The President of Ghana National Association of Cocoa Farmers, Stephenson Anane Boateng has raised sensitive concerns about farmers losing their sight and their sexual potency after prolonged use of agro chemicals for farming.

He disclosed the startling observation in an interview with Abusua FM’s Kojo Marfo on Abusua Nkomo.

Mr. Anane Boateng revealed that farmers have complained of losing vision with some male farmers complaining about incidents of sexual dysfunction attributing it to the chemicals they use.

According to Mr. Anane Boateng several farmers have often gone weak after inhaling chemical inputs used to spray cocoa trees.

He indicated that the farmers have resorted to quickly finding milk as a first aid to resuscitate colleagues who have lost consciousness after such cocoa spraying exercises.

He was the more concerned most cocoa farming communities in Ghana lacked health facilities to adequately deal with and offer medical help to farmers afflicted with these health challenges.

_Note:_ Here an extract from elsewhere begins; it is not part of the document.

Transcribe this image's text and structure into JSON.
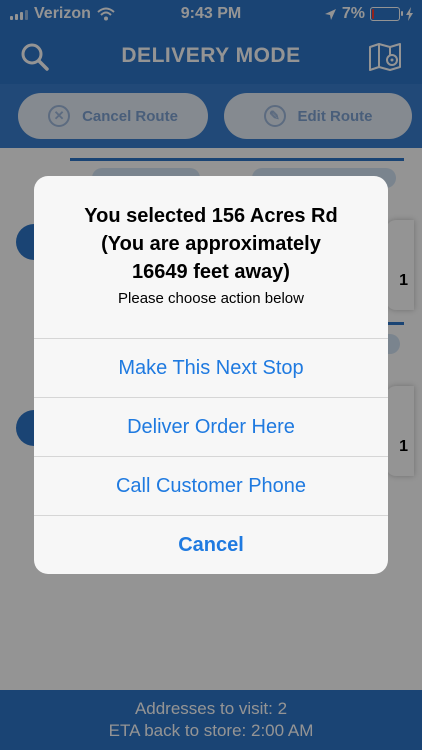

“We do all the dirty work, but there’s no hospital for farmers to attend. Some of our members’ eyes are not functioning, others’ men’s penises are not functioning,” he lamented.

Threats of Galamsey

Aside the chemical use, Mr. Anane Boateng stated that Ghana’s Cocoa Farms continued to be threatened by illegal miners taking over lands and polluting water bodies with harmful metal residues from their environmentally harmful practices.

He pointed out that farmers can no longer depend on natural water bodies for drinking and watering their crops compelling them to now purchase purified water for use.

“The cocoa industry is collapsing due to land taken for galamsey activities and water bodies being polluted, leading to the purchase of pure water for drinking,” he bemoaned.

“Farmlands are being destroyed, making food items like cassava unsafe to consume,” he added.

Cocoa Purchasing Arears

Stephenson Anane Boateng also criticized the government for the delays in the payment of Cocoa proceeds.

According to him, Cocoa Farmers have faced payment delays for the past three years.

He told Kojo Marfo 26 bags of Cocoa he sold to produce buying companies remained unpaid till date.

He further pointed out that Cocoa beans transported for processing often end up destroyed, with no insurance to cover the losses.

Source: Ghana/ Owusu